§ **Required action**
Within the records below, filter for lines carrying the word "nonuser" and copy them.

§ **Data listing**
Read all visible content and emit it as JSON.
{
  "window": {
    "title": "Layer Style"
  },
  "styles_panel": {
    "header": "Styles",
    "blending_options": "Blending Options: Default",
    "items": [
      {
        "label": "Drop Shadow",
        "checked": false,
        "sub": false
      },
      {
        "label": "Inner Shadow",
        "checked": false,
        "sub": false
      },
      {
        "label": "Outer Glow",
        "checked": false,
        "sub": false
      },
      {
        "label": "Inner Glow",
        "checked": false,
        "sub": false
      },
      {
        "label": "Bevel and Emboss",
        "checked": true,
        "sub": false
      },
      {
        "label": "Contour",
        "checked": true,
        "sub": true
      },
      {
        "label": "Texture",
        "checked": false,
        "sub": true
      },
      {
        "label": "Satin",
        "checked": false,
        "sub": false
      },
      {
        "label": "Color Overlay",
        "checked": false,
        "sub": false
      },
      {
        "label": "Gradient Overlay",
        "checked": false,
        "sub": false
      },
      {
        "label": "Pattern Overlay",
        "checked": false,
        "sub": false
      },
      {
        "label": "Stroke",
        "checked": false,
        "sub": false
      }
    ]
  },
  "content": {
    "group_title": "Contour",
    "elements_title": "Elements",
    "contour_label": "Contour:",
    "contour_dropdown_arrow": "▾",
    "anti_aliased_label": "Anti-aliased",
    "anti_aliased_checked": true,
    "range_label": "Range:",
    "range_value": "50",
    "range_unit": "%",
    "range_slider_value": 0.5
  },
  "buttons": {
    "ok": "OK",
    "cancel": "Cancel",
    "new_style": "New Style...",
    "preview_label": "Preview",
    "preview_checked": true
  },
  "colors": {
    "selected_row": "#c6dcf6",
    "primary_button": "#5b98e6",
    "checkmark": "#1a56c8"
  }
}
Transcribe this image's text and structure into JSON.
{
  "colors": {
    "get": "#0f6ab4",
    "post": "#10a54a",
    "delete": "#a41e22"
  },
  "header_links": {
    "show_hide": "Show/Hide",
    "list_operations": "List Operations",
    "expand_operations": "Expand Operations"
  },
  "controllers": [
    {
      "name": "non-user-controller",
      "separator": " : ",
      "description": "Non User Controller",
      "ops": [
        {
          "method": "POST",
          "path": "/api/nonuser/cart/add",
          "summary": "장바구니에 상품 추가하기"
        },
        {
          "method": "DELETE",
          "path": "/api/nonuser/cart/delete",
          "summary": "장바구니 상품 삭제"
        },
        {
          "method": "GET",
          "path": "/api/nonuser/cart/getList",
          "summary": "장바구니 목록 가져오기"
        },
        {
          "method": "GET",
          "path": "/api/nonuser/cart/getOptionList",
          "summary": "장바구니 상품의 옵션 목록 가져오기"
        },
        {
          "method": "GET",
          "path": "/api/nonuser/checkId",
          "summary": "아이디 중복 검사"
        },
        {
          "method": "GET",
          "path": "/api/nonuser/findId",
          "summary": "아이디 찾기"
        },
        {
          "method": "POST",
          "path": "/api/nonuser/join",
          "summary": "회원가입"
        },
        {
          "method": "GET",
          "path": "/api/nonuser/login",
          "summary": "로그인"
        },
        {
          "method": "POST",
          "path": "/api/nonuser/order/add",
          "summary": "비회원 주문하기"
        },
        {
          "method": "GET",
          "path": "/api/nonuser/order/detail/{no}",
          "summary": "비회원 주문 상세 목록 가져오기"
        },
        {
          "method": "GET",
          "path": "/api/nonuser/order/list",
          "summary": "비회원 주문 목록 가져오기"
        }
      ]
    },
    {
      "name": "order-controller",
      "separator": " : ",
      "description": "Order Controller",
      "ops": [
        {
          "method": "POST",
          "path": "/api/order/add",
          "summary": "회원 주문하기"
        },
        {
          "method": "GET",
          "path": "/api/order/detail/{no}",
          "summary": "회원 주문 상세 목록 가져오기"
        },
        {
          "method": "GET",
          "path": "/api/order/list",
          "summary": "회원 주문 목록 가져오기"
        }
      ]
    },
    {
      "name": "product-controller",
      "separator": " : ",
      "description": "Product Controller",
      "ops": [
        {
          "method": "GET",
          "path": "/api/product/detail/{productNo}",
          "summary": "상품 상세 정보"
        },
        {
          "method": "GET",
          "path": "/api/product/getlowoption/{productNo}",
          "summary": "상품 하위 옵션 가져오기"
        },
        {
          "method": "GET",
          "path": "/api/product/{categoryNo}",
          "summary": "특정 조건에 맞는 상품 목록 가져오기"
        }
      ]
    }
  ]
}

§ **Finished task**
          "path": "/api/nonuser/cart/add",
          "path": "/api/nonuser/cart/delete",
          "path": "/api/nonuser/cart/getList",
          "path": "/api/nonuser/cart/getOptionList",
          "path": "/api/nonuser/checkId",
          "path": "/api/nonuser/findId",
          "path": "/api/nonuser/join",
          "path": "/api/nonuser/login",
          "path": "/api/nonuser/order/add",
          "path": "/api/nonuser/order/detail/{no}",
          "path": "/api/nonuser/order/list",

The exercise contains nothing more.